Social media is traditionally fast, loose and style-free. Some businesses have adopted their own methods of dealing with grammatical idiosyncrasies, but others simply let the interns fire out whatever they come up with.
For business, social media represents a sort of lawless frontier town. It’s an exciting place to be until somebody smashes up the saloon and you have no sheriff.
If you want to maintain a uniform voice for messaging in the social media sphere, you’re going to need a style sheriff. The question is, “who can do it?” The Associated Press stepped up in June with a list of 42 new guidelines to govern social media writing, but its traditional rules won’t allow for the casual writing often found on social media sites.
Obviously you want to avoid typos and other grievous literary felonies.
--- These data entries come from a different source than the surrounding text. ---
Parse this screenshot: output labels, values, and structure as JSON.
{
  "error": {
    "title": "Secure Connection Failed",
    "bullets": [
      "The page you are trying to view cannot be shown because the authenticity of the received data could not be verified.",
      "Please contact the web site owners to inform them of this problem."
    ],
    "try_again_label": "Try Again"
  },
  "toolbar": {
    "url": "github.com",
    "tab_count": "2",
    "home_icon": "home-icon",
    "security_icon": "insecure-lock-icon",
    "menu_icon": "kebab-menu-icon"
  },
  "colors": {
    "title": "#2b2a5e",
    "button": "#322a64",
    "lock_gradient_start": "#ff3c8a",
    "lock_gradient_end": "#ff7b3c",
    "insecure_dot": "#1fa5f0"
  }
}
But writing for social media should have a measure of flexibility built in. Style guidelines like AP are perfectly logical for print journalism but tacking on social media guidelines seems to miss the point that social media is not monolithic.